George Orwell's "1984" alerted readers to the dangers of modern autocratic surveillance and "newspeak," a language that could no longer refer to opposing political ideas. Conways's comments led to a spike in demand for the book.
Now a new compilation of short stories takes Orwell's concept of "Big Brother" one step further. What happens when technological advances let us see and hear almost everything about the people around us? Will we become a society of "Little Brothers", constantly watching each other?
Science fiction writer and futurist David Brin co-edited the collection, called "Chasing Shadows: Visions of Our Coming Transparent World." Unlike most dystopian fiction, he wanted the stories to consider what happens when information floods the world, but citizens share in the power, not just government.
"If light floods everywhere, what happens to neighbors? Will we develop habits to leave people alone? Will shy people be able to even survive?" Brin said. "A lot of the stories are about fighting back."

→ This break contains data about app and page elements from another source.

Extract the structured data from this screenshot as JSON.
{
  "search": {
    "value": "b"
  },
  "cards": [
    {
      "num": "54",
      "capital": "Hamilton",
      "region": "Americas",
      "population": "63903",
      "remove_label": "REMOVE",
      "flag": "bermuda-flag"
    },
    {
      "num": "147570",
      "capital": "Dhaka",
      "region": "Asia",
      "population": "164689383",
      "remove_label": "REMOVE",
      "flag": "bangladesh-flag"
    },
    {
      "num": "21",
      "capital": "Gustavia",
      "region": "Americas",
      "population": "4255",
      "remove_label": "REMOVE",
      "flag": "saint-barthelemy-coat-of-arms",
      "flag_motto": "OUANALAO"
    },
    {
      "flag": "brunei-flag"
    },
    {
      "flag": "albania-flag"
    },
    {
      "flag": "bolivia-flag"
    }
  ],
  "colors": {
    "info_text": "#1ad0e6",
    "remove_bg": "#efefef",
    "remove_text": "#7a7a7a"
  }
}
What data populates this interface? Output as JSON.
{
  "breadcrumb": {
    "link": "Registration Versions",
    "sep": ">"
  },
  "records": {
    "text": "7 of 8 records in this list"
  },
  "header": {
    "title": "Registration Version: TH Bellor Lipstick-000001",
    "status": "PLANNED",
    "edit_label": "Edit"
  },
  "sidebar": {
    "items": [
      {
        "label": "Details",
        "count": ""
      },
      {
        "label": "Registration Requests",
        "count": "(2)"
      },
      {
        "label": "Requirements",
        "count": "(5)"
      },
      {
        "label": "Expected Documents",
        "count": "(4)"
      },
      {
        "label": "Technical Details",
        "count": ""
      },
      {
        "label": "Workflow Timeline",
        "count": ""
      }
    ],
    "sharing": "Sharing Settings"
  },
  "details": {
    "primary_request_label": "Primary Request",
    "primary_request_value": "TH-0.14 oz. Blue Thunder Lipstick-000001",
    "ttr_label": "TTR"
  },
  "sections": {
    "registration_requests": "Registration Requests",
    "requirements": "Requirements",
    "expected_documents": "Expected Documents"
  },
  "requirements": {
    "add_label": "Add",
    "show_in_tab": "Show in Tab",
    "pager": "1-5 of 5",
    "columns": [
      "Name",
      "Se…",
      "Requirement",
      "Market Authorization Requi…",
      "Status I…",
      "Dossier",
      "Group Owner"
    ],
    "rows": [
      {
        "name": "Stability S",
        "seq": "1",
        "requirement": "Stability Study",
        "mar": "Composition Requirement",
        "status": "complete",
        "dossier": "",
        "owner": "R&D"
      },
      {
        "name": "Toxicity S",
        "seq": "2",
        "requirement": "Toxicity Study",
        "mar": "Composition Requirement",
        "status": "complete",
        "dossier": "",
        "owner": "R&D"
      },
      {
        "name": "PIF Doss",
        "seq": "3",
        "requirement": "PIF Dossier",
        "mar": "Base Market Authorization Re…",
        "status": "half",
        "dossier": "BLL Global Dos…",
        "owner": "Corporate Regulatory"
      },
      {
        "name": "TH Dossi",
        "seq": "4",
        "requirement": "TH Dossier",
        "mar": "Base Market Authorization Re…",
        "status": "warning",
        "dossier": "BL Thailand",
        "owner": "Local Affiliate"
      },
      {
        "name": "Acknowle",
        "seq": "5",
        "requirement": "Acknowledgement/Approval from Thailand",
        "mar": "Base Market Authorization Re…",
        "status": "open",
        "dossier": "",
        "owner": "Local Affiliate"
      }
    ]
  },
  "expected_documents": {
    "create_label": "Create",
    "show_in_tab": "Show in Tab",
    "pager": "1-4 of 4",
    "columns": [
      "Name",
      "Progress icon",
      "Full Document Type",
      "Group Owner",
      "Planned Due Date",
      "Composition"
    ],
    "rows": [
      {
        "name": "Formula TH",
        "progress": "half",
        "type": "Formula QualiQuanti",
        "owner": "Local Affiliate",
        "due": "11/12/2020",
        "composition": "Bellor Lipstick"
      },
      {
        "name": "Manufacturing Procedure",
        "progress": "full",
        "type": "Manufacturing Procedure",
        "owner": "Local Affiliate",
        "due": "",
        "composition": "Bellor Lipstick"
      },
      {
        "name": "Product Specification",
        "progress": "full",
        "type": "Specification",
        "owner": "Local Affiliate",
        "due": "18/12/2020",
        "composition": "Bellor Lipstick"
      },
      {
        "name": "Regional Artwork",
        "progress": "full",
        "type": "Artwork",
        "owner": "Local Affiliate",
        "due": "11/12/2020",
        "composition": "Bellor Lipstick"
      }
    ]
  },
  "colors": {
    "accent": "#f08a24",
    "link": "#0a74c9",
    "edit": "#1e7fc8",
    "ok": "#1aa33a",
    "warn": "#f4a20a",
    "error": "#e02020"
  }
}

UC San Diego literature professor Stephen Potts co-edited "Chasing Shadows." He and Brin join KPBS Midday Edition on Thursday with more on what could happen in a society without privacy.